TASK INSTRUCTIONS ▸
Looking through the records that follow, determine how many lines contain "Accessibility" and reply with that number alone.

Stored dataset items
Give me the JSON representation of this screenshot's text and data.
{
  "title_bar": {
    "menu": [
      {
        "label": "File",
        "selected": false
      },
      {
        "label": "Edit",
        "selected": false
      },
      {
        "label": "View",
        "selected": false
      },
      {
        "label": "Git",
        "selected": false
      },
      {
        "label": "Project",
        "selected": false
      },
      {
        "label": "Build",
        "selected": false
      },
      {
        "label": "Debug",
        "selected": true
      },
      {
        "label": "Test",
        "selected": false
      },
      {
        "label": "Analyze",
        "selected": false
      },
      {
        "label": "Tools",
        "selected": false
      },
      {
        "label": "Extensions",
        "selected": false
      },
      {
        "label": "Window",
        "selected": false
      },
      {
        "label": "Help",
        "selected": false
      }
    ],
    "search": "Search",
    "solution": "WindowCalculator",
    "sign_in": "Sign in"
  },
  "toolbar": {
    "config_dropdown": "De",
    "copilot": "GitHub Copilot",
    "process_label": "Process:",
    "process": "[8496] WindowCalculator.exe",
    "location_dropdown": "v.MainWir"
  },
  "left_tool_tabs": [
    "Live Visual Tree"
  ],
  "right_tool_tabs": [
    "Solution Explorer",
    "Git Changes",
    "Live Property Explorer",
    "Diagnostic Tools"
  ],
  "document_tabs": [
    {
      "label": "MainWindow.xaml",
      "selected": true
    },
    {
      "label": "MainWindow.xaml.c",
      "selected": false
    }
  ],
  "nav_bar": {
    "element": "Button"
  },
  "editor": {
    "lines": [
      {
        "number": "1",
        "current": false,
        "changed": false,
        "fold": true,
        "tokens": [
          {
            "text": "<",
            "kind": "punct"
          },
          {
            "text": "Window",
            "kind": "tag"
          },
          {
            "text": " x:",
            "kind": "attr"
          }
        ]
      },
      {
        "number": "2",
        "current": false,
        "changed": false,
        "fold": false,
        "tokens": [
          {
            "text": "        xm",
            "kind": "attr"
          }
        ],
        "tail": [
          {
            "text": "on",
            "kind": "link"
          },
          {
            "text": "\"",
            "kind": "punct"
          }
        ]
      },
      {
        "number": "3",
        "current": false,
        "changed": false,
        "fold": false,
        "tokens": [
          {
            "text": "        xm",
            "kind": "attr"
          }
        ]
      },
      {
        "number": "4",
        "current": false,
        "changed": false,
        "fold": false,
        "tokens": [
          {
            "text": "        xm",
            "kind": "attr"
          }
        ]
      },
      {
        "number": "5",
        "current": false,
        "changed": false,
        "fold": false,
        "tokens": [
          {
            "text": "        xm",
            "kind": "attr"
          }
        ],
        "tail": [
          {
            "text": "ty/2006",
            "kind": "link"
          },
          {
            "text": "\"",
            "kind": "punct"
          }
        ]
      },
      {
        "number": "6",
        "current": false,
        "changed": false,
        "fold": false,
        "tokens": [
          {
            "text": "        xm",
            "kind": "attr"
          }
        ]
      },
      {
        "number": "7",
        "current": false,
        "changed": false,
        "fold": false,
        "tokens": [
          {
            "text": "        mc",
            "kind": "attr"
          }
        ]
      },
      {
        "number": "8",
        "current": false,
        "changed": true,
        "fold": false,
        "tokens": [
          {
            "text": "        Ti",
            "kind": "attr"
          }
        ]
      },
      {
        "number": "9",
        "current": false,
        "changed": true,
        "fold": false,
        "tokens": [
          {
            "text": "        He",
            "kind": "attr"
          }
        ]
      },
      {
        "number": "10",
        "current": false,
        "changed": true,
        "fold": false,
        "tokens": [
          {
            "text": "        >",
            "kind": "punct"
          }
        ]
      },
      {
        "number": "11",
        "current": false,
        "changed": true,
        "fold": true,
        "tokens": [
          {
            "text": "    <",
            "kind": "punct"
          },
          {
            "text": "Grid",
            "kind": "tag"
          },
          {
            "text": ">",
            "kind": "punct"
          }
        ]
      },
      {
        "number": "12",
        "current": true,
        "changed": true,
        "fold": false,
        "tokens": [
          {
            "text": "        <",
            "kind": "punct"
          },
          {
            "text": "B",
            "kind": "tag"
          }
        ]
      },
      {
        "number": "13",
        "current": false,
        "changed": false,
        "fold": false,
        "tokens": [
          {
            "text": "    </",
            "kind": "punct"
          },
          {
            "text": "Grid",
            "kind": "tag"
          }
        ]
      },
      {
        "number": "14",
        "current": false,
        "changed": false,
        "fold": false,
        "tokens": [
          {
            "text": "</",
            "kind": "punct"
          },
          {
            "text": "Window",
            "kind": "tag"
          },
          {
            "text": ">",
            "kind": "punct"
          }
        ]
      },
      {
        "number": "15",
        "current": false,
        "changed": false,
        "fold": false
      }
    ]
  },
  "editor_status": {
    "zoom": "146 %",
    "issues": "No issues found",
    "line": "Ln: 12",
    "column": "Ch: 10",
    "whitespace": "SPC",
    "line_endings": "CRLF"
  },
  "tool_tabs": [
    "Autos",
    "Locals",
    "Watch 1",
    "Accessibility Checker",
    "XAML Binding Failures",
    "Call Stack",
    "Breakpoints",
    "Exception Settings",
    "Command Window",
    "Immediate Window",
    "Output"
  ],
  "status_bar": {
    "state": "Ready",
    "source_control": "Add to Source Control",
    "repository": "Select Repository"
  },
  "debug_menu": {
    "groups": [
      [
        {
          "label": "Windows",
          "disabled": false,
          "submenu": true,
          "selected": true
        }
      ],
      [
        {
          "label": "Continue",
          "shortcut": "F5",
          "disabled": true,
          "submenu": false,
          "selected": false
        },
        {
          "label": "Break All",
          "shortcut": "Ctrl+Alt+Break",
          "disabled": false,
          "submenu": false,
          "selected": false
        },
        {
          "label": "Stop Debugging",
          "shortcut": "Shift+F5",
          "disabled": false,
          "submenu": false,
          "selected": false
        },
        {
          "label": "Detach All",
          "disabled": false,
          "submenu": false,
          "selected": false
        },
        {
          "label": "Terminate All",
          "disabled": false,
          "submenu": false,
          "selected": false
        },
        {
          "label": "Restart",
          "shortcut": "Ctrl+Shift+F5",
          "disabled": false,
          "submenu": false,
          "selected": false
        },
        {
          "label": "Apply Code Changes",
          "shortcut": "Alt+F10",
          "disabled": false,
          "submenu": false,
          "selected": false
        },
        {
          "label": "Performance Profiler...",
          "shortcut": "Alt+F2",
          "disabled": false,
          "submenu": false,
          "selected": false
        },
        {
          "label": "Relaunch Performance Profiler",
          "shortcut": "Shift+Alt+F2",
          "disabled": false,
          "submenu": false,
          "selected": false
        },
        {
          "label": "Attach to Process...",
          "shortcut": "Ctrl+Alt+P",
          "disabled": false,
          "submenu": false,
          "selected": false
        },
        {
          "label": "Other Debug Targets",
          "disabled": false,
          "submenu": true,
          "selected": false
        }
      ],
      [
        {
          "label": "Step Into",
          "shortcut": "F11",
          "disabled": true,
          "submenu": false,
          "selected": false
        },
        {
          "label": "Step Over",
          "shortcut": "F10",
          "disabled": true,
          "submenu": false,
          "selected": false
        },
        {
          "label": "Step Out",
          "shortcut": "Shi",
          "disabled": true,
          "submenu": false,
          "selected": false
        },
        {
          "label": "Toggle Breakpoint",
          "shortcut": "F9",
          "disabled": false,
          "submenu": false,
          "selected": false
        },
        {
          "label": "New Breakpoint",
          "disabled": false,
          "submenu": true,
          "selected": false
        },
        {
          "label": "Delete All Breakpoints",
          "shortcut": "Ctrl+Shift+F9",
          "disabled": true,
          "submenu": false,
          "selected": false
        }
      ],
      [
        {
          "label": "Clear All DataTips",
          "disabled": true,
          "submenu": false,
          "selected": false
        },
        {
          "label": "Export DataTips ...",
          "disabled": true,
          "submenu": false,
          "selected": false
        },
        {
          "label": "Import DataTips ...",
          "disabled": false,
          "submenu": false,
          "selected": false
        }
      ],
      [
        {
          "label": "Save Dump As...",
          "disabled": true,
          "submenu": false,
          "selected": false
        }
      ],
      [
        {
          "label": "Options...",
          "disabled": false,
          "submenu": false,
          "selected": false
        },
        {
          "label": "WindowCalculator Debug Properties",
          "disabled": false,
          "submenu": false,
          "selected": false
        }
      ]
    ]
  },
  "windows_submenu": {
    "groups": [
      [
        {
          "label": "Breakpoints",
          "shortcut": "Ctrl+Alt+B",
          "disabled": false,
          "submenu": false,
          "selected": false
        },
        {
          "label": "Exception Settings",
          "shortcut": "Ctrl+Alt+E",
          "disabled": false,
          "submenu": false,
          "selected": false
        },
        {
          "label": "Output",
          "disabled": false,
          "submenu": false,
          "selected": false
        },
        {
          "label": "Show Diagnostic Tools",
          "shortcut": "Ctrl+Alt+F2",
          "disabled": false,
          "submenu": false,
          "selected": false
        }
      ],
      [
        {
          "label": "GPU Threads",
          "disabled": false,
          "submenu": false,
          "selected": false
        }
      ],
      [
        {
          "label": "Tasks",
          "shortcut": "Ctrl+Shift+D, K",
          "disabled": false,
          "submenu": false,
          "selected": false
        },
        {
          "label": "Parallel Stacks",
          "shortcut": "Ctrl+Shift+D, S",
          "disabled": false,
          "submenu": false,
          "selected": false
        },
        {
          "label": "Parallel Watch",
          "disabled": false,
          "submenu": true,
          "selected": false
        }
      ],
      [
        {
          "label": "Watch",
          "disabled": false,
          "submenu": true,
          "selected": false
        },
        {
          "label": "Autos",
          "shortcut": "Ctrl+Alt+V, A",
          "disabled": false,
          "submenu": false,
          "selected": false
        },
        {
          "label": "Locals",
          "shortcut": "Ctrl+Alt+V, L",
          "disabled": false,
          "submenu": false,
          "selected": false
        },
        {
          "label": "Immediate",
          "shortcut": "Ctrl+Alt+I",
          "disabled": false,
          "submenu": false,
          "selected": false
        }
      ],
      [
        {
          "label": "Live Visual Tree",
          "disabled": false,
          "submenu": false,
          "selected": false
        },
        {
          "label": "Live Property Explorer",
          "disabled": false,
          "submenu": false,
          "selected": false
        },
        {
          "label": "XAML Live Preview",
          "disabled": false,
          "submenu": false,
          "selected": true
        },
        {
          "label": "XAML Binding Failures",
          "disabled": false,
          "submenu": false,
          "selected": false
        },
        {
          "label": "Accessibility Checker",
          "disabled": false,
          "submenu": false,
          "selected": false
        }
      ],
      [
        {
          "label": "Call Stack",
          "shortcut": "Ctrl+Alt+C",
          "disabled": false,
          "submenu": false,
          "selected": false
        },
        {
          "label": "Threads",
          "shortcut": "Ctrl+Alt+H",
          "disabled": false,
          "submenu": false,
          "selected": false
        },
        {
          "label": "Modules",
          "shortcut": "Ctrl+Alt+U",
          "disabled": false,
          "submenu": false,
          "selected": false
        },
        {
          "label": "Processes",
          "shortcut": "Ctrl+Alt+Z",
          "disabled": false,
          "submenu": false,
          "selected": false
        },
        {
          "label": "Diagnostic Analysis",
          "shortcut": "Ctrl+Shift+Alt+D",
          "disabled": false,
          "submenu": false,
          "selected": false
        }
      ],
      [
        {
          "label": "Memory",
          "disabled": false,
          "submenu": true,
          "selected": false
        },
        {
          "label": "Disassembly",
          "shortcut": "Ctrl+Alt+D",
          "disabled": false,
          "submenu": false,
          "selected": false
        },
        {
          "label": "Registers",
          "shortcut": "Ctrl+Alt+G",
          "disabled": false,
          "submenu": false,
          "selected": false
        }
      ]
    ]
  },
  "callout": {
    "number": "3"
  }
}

RESPONSE TO THIS EXERCISE ▸
2